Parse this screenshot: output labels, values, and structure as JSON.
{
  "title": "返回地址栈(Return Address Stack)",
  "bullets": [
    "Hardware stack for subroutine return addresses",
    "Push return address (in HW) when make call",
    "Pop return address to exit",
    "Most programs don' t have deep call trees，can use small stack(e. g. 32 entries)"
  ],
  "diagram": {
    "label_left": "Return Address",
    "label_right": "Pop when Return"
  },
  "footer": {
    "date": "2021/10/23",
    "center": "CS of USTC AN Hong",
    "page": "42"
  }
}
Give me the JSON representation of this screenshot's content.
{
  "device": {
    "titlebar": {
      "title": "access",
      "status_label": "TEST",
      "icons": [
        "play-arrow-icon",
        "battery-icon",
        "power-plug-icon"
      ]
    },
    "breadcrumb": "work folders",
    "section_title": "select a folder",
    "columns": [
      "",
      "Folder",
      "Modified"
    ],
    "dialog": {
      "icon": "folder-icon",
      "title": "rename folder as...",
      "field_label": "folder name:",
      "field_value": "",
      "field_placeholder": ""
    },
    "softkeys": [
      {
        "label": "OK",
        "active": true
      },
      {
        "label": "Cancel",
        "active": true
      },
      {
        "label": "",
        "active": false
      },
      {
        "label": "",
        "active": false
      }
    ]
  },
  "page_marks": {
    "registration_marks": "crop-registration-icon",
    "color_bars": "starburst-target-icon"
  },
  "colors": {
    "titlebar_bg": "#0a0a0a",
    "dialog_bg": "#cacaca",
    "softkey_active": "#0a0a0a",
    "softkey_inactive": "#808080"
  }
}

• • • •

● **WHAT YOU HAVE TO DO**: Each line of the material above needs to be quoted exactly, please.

● **YOUR RESPONSE**:
Parse this screenshot: output labels, values, and structure as JSON.
{
  "title": "返回地址栈(Return Address Stack)",
  "bullets": [
    "Hardware stack for subroutine return addresses",
    "Push return address (in HW) when make call",
    "Pop return address to exit",
    "Most programs don' t have deep call trees，can use small stack(e. g. 32 entries)"
  ],
  "diagram": {
    "label_left": "Return Address",
    "label_right": "Pop when Return"
  },
  "footer": {
    "date": "2021/10/23",
    "center": "CS of USTC AN Hong",
    "page": "42"
  }
}
Give me the JSON representation of this screenshot's content.
{
  "device": {
    "titlebar": {
      "title": "access",
      "status_label": "TEST",
      "icons": [
        "play-arrow-icon",
        "battery-icon",
        "power-plug-icon"
      ]
    },
    "breadcrumb": "work folders",
    "section_title": "select a folder",
    "columns": [
      "",
      "Folder",
      "Modified"
    ],
    "dialog": {
      "icon": "folder-icon",
      "title": "rename folder as...",
      "field_label": "folder name:",
      "field_value": "",
      "field_placeholder": ""
    },
    "softkeys": [
      {
        "label": "OK",
        "active": true
      },
      {
        "label": "Cancel",
        "active": true
      },
      {
        "label": "",
        "active": false
      },
      {
        "label": "",
        "active": false
      }
    ]
  },
  "page_marks": {
    "registration_marks": "crop-registration-icon",
    "color_bars": "starburst-target-icon"
  },
  "colors": {
    "titlebar_bg": "#0a0a0a",
    "dialog_bg": "#cacaca",
    "softkey_active": "#0a0a0a",
    "softkey_inactive": "#808080"
  }
}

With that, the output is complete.